“If you don’t see femmes as queers, it’s because you choose to not see us. You are invested in our erasure. We are here. We have always been here.” A strong quote, coming from Dulce Garcia, AKA Fierce Femme, one of the participants in Femme…..read more
Belle Ancell is a queer community photographer living in Canada. Amongst her series there is “Unveiled”, portraits of the Vancouver Sisters of Perpetual Indulgence. In-depth photographs and representations of people who are, just like…..read more
Chubby Vogue Divas is an ongoing photography project by artist and activist Charmain Carrol.

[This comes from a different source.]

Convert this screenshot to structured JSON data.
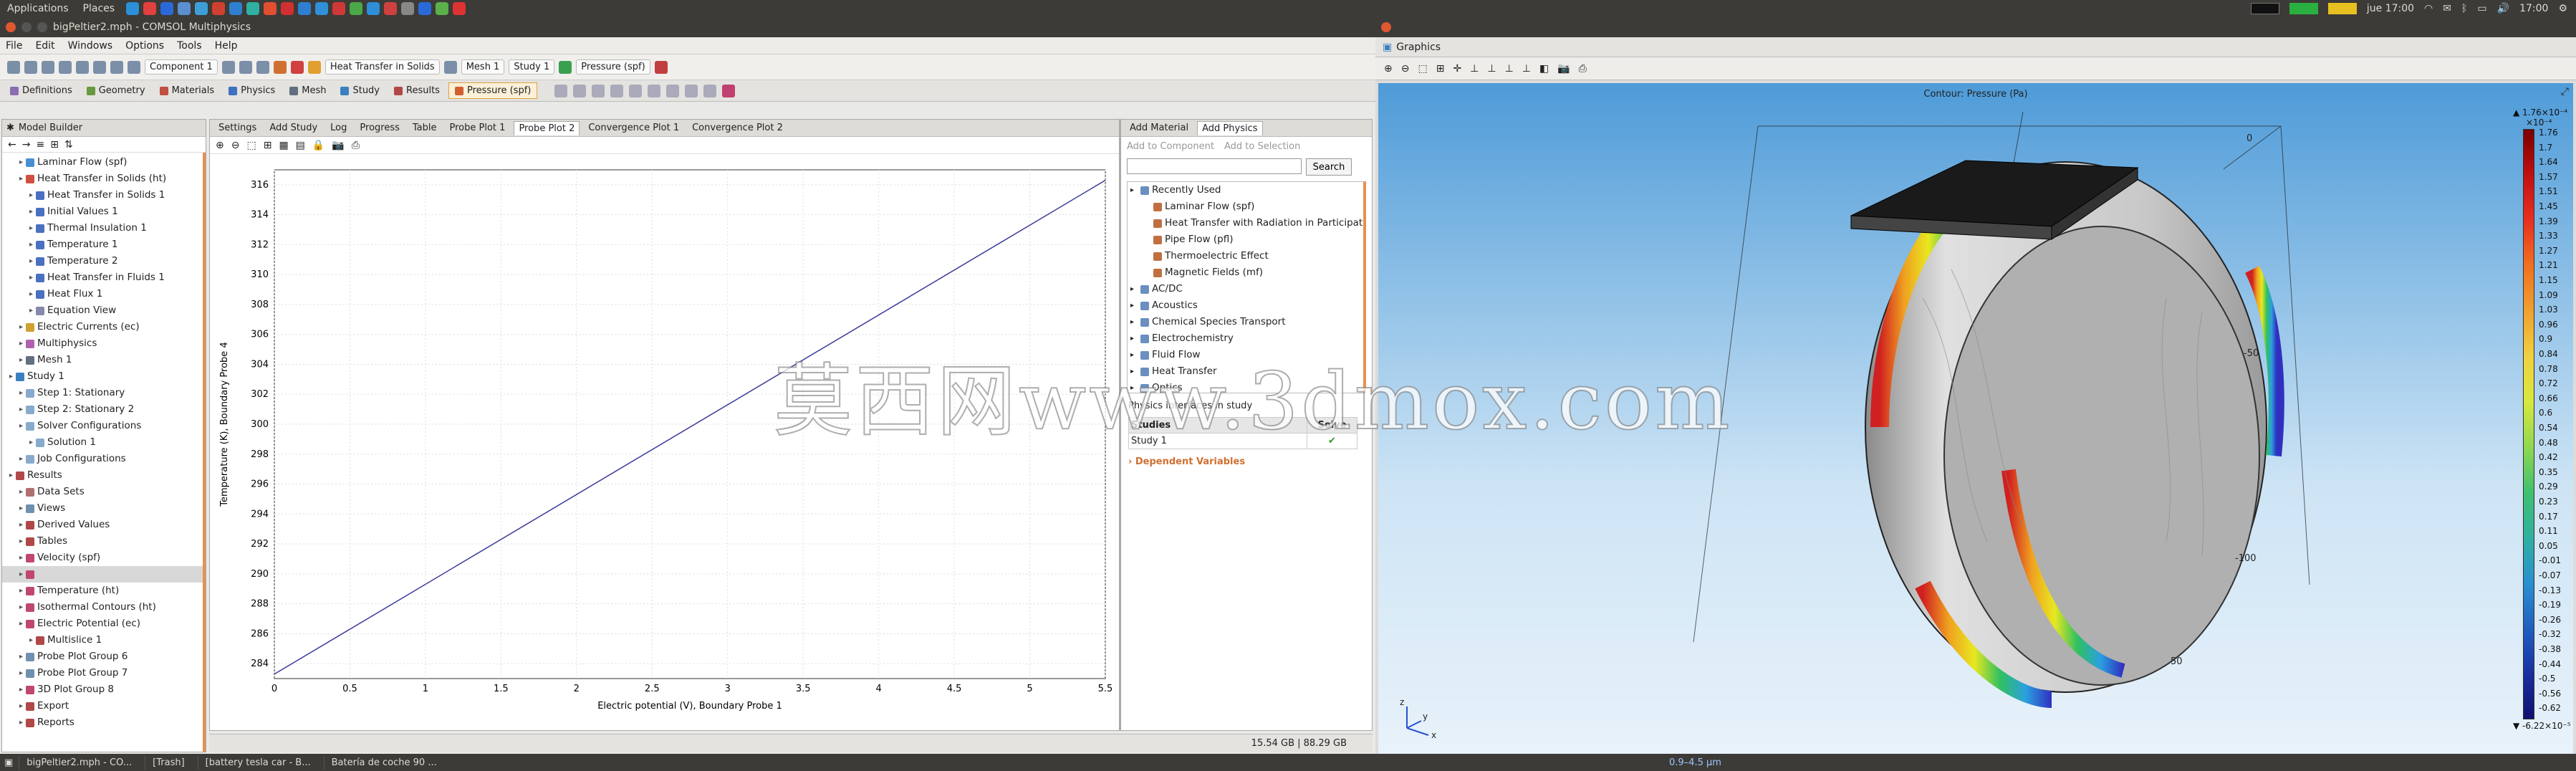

Her being an activist started in the 90s when black lesbians went through a phase where their parents were not accepting their children’s sexual orientation…..read more
Born in Chile, raised in Europe, and with an advanced training in photography, Claudia González has spent the last 2 years working on her project called Reassign. In order to make this series, Gonzàlez joined forces with Mariela Castro’s sexuality…..read more
In her series ‘Butch’, photographer Meg Allen shows a variety of women who fall under the category of more masculine than feminine. Over the years people have been given different names to lesbians, and being butch is yet another flavor…..read more
‘Well, these aren’t your typical flannel, mullet, boot wearing butches. This new art book pushes the Butch-definition beyond its seams. Packed with fashion forward pictures that are vivid, dramatic and provocative. These gender-bending bois will……read more
Scott Pasfield celebrates diversity in this first-ever photographic survey of gay men in America. Stereotypes are laid to rest and an intimate, honest picture of contemporary gay life is revealed through stunning personal portraits and narratives of 140 gay…..read more
From 2003 until 2008, Charlotte Lybeer photographed gated communities and actual “theme parks” in the US, South Africa, Europe, China and the Arab Emirates. ‘The success of these ‘enclaves’ proves that in a society without boundaries, we still…..read more
Northern Albanian women, faced with a culture that subjugates females, live and dress as men in order to provide for their families. These sworn virgins took a vow of chastity, wear male clothing and live as men in the patriarchal northern…..read more
For thirty years photographer Lourdes Grobet has penetrated the world of one of the most popular sports and deep-seated traditions in Mexico: Lucha Libre-wrestling. She documented the lives of the fighters inside and outside of the ring. Lucha Libre…..read more
Heavily set, rugged and fiercely hyper-masculine, these are males who convey strength, identity and are an ever-growing subculture of the lesbian, gay, bisexual and transgender (lgbt) population. Welcome to the “bear” community. Evolving in the…..read more
Photographer Nathalie Daoust first broke onto the scene in 1997 while photographing the themed rooms of the Carlton Arms Hotel in New York. This project, her first solo exhibition, was published into a book, New York Hotel Story. Since then…..read more